Sierra College STEM Collaborative Releases Literature Review: Should Art Be Added to STEM?
To gain insight on how educators can better prepare students for advanced manufacturing and STEM careers, the Sierra College Science, Technology, Engineering & Math (STEM) Collaborative engaged Elizabeth Dayton, Ph.D., to conduct a literature review on the value of adding the arts to STEM, making it STEAM. The resulting white paper, Exploring STEAM: Science, Technology, Engineering, Arts, and Mathematics (Dayton, 2014), is now available on the Sierra School Works website.
Requests from manufacturing advisory committee members for graduates who are innovative and critical thinkers led Sierra College to conduct the research on the role of art in STEM education, explained Carol Pepper-Kittredge, CACT Director, Sierra College Center for Applied Competitive Technologies (CACT).
"In addition to developing STEM skills, students must know how they can be applied in innovative ways to improve products, solve problems and meet changing customer demand," said Pepper-Kittredge. "To fill the skills gap identified by businesses, the Sierra STEM Collaborative became interested in art as a vehicle to inspire design thinking and create a pipeline of students in the Sacramento region prepared for work in technical fields, especially advanced manufacturing."
Dayton's review considers a wide range of research on the impact art can have on students. "There is striking evidence of the demand for more creativity and innovation in the American economy" (p. 2), writes Dayton (2014). "Both in looking backward to STEM successes in recent history, and in looking forward to what educators and employers see ahead, a convincing case can be made for the value of arts and innovation alongside strong STEM education" (p. 3).

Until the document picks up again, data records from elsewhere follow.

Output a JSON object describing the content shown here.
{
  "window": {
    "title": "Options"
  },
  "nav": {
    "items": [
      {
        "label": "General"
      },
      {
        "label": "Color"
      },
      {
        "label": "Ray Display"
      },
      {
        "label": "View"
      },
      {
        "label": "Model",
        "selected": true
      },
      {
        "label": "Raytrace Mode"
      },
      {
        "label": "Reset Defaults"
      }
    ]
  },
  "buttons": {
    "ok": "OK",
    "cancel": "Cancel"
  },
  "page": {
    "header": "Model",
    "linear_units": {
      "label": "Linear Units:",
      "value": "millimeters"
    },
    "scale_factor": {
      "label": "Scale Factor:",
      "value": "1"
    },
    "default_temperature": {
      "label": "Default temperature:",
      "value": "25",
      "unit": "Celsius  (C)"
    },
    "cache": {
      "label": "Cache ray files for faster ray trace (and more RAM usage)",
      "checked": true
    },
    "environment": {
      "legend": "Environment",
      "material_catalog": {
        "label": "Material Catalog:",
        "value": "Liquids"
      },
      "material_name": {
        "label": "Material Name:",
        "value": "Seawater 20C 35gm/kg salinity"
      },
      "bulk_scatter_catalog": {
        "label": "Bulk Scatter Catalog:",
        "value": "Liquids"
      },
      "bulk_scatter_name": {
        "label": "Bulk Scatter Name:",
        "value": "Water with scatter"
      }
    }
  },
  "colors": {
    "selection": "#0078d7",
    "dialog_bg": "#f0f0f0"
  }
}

Since 2008, Sierra College has supported projects that both inspire and prepare students for advanced manufacturing careers, explained Pepper-Kittredge. "Sierra College as well as Placer and Nevada County middle and high schools participating in the Sierra STEM Collaborative have had success in integrating curriculum, such as math and welding, to develop students' skills," said Pepper-Kittredge. "Based on this report, adding an art component could enrich students' educational experience and enable them to develop skills they'll need during their careers."
"We've also seen through our partnership with Sacramento Hacker Lab that collaboration among artists, designers, manufacturers and engineers results in innovation and entrepreneurship," said Pepper-Kittredge. "This report by Elizabeth Dayton has reinforced our interest in encouraging the integration of art with science, technology, engineering and math education. Adding an art strand will enhance students' knowledge and better prepare them for highly paid technical careers with manufacturers and technology companies in Northern California."

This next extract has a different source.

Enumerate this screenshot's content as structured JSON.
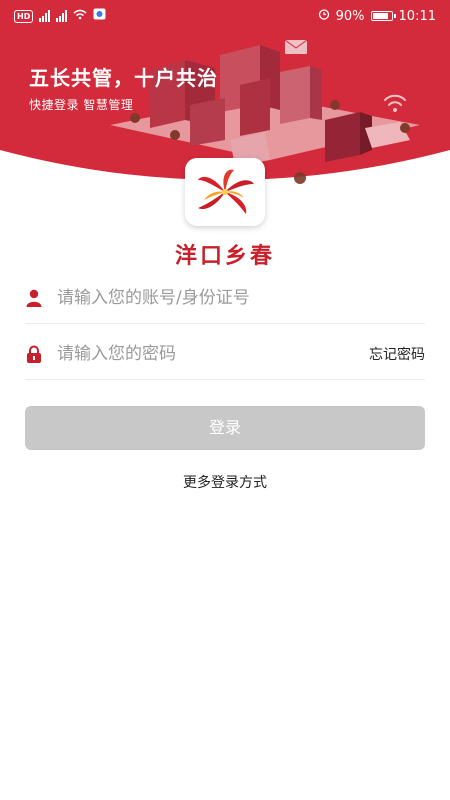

Dayton, E. (2014). Exploring STEAM: Science, technology, engineering, arts, and mathematics. Rocklin, CA: Sierra College STEM Collaborative.
Karen Fraser-Middleton is president of Marketing Action, Inc., and began working with the Sierra College CACT in 2003. Her role has included strategic planning, project management, and communication.

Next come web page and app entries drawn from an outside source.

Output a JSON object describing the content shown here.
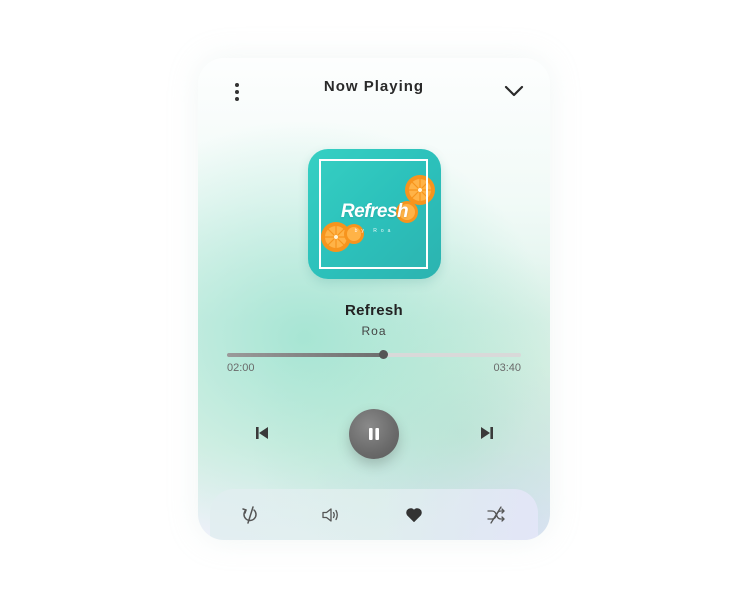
{
  "header": {
    "title": "Now Playing"
  },
  "album": {
    "title": "Refresh",
    "subtitle": "by Roa"
  },
  "track": {
    "name": "Refresh",
    "artist": "Roa"
  },
  "playback": {
    "current_time": "02:00",
    "total_time": "03:40",
    "progress_fraction": 0.529,
    "state": "playing"
  },
  "controls": {
    "previous_icon": "skip-previous-icon",
    "play_pause_icon": "pause-icon",
    "next_icon": "skip-next-icon"
  },
  "bottom_bar": {
    "icons": [
      "repeat-off-icon",
      "volume-icon",
      "heart-icon",
      "shuffle-off-icon"
    ]
  },
  "colors": {
    "accent": "#6e6e6e",
    "album_bg": "#2cc1bb",
    "orange": "#f7941d"
  }
}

Opinions expressed in Innovation Showcase are those of the author(s) and do not necessarily reflect those of the League for Innovation in the Community College.